The trails and trials of Moab are behind us now, and all that remains is the long ride home, back to California. For as much “what if” planning that went into our preparation for this trip, we are surprisingly unscathed by our off-roading and touring adventures thus far.
I mean, Tim probably has a hairline fracture or severely torn ligament in his right wrist — a reward for an epic bike-before-body save on the Super Ténéré — but he continues to get punches on his Man Card by soldiering on with little complaint. Overall, our spirits are good.
Getting some greatly deserved slumber, we awoke to see that the rain has not left us from the previous day. It is coming down in waves, and making the process of getting out of our sleeping bags and tents a very undesirable prospect.
We have roughly 500 miles of riding planned for the day, as we plan to back-track out of Moab to get onto SR-95 South — our last great riding route of the trip. The excursion is a bit out of our way home, but all reports suggest it to be another epic ride, and for bonus points it will bring us close to the Grand Canyon, another sight Tim and I were hoping to see on this Broventure.
But before we can do that, we must first say goodbye to Moab, with its pantheon of geological wonder, and the trails and road that we navigated to see them.
Our moment to depart came with a brief lull in the rain, and by brief I mean the last three minutes were spent frantically tying bags to the bikes, as the rain poured all over us again. By the time we got to the junction of SR-24 and SR-95 in Hanksville though, the rain had subsided, and the Goblin Valley Desert area was showing itself to be a more hospitable locale than it had been on our last encounter. Now with cloudy skies and mild heat, thing were looking good.
The next 130 miles would take us out of the desert, over the Colorado River, past Natural Bridges, and into Mexican Hat — at least that was the plan. Riding through a biker’s paradise of apexes, the road wound with the river and its tributaries, while the cloudless skies reflected our sunny disposition to the route’s bounties. As we approached the halfway point for the day though, the rain returned, and in full-force.
We were used to the water by now, having seen our fair bit of weather so far on this trip, but the rain we encountered as we approached Natural Bridges National Monument was something completely different. Flooding the roads for what would be our next 100 miles, we watched sediment-colored rivers wash down the hillsides, as we pushed through squalls of rain, with a healthy dose of side-sweeping blasts of wind.
With our concentration 100% on the road ahead, we missed what would have been some stunning scenery, on any other day, and with any other weather. Finally emerging at the junction of SR-261, which would take us to Mexican Hat, a group of motorcyclists, who we had been leap-frogging vistas with earlier, informed us that the road was impassible due to landslides and debris. Tack on another hour of riding to our already long day to Flagstaff. Uggh.
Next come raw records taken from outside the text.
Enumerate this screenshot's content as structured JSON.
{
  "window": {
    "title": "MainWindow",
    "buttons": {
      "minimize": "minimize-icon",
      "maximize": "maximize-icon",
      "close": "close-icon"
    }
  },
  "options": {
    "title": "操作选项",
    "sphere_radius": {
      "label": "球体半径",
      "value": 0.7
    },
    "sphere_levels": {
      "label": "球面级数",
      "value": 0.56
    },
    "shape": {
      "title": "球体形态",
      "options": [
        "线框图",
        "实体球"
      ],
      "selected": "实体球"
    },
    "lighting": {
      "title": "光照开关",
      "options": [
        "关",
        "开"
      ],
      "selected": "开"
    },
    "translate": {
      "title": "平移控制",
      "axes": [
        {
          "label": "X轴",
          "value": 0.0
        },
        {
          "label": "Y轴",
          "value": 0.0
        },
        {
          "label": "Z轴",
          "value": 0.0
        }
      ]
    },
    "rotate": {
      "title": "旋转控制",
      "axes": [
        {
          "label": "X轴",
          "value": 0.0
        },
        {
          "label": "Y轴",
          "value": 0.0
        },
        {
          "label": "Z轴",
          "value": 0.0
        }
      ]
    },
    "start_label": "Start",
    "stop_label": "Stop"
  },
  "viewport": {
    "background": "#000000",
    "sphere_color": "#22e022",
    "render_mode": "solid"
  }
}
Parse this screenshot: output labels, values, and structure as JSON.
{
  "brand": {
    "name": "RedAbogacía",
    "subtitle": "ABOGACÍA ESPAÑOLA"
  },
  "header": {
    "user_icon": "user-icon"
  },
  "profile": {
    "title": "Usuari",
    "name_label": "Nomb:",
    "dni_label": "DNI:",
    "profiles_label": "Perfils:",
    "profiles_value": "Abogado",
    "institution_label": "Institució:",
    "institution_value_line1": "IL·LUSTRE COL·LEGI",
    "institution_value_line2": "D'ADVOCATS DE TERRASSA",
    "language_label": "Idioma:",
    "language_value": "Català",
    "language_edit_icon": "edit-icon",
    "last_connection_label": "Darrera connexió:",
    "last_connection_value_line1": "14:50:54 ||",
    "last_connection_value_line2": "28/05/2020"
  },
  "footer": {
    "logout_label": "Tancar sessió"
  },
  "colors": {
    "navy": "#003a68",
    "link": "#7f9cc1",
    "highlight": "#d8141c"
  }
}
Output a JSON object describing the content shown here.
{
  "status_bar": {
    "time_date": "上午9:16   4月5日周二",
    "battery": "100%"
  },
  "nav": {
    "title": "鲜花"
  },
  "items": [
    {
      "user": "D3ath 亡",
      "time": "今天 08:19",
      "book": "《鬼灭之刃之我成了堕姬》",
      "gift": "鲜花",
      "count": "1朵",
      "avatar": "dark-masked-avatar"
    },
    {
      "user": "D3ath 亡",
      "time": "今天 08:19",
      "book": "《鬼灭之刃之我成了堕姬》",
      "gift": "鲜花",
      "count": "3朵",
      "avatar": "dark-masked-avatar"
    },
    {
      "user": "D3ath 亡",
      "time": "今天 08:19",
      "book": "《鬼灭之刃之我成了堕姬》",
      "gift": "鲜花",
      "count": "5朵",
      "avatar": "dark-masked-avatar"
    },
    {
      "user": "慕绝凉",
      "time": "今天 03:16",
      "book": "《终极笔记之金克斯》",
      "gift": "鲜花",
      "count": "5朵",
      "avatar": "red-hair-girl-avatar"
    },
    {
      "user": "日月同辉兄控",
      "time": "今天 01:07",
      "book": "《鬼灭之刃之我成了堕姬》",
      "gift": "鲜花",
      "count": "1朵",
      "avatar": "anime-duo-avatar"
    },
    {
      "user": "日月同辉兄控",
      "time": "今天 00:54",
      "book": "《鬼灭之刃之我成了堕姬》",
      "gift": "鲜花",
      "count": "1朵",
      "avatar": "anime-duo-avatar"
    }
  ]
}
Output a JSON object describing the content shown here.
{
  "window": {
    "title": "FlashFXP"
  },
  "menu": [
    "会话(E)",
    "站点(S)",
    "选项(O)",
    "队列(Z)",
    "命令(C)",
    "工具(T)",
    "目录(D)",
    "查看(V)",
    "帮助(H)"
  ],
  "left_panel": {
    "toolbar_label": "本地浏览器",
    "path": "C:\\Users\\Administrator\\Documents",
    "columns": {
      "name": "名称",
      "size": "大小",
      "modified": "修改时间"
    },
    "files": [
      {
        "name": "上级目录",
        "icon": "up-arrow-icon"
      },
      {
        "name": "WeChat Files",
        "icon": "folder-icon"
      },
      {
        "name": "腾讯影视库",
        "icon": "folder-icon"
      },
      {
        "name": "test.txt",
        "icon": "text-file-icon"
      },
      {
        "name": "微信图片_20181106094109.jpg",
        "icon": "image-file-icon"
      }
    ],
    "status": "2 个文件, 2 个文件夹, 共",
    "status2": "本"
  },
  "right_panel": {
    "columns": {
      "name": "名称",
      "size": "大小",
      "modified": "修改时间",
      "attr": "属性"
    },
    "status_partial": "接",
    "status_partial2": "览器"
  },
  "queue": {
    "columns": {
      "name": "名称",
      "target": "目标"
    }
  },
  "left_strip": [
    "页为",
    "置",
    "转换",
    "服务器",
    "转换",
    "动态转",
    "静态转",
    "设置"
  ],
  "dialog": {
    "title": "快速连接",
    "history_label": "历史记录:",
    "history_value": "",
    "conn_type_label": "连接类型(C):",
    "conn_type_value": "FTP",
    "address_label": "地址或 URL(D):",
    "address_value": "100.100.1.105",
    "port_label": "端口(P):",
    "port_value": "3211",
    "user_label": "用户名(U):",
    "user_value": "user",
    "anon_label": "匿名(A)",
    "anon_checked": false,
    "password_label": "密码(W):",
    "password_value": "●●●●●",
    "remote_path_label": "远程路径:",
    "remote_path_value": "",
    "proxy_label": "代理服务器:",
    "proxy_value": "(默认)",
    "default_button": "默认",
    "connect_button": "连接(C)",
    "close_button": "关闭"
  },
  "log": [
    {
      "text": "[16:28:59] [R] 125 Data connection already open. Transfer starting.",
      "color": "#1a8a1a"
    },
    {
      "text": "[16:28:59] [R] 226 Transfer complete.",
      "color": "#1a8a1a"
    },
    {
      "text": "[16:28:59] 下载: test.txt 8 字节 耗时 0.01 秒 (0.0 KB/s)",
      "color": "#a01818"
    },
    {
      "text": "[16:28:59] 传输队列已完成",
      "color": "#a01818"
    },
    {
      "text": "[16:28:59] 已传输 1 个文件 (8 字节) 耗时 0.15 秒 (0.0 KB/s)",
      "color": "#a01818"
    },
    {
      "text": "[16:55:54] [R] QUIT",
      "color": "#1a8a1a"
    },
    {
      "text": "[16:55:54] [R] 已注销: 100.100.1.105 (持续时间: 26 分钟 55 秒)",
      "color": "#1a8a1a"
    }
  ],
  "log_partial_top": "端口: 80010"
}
“Cold” is the only word to describe the next 200 miles. Traveling through the “Indian land” of Arizona, we were treated to the spectacular landscapes and depressing municipalities. The contrast was stark, as one’s mind is left to wonder what the first settlers to this area must have thought when they saw the towering rocks that were before us, cutting into the low-hanging clouds. They surely must have felt that this was a special place, and struggled to find understanding as to how something so beautiful could simply just exist like this.
Fast-forward a couple thousand years, add in a couple small pox blankets, and a few more empty promises filled with appeasement, and we have the cities that pock SR-160 with their dilapidated buildings, Native American squalor, and a “nation” that feels anything but. We don’t talk much about the earliest parts of history in the American landscape, but a quick drive through these settlements paints a depressing mood, what with their roadside jewelry stands, tax free booze and cigarettes, and out-of-place casinos.
Taking a quick dinner in Kayenta, Tim and I quietly ate our meals at the world’s loneliest McDonald’s, all the while watching a 90-year-old Navajo woman discretely offered handmade jewelry from the driver’s seat of her circa 1990 rundown American sedan, complete with a flat front tire and what could have been all her worldly belongings in the backseat.
We chased the sun to the horizon over the next 150 miles into Flagstaff without stopping. Checking into a hotel, hot showers, hot food, and cold drinks were a priority. The 500 miles of our trip that day had given us a lot to think about, but that would have to wait until tomorrow. All we want now to do is sleep.